> Task to carry out: Set down every entry exactly as it was written.

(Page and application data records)
____________
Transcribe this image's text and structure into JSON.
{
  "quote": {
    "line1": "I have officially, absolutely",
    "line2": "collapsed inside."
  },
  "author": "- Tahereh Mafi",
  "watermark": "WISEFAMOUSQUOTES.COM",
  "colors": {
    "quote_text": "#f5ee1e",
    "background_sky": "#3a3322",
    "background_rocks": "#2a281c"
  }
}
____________
> Solution to the problem:
Transcribe this image's text and structure into JSON.
{
  "quote": {
    "line1": "I have officially, absolutely",
    "line2": "collapsed inside."
  },
  "author": "- Tahereh Mafi",
  "watermark": "WISEFAMOUSQUOTES.COM",
  "colors": {
    "quote_text": "#f5ee1e",
    "background_sky": "#3a3322",
    "background_rocks": "#2a281c"
  }
}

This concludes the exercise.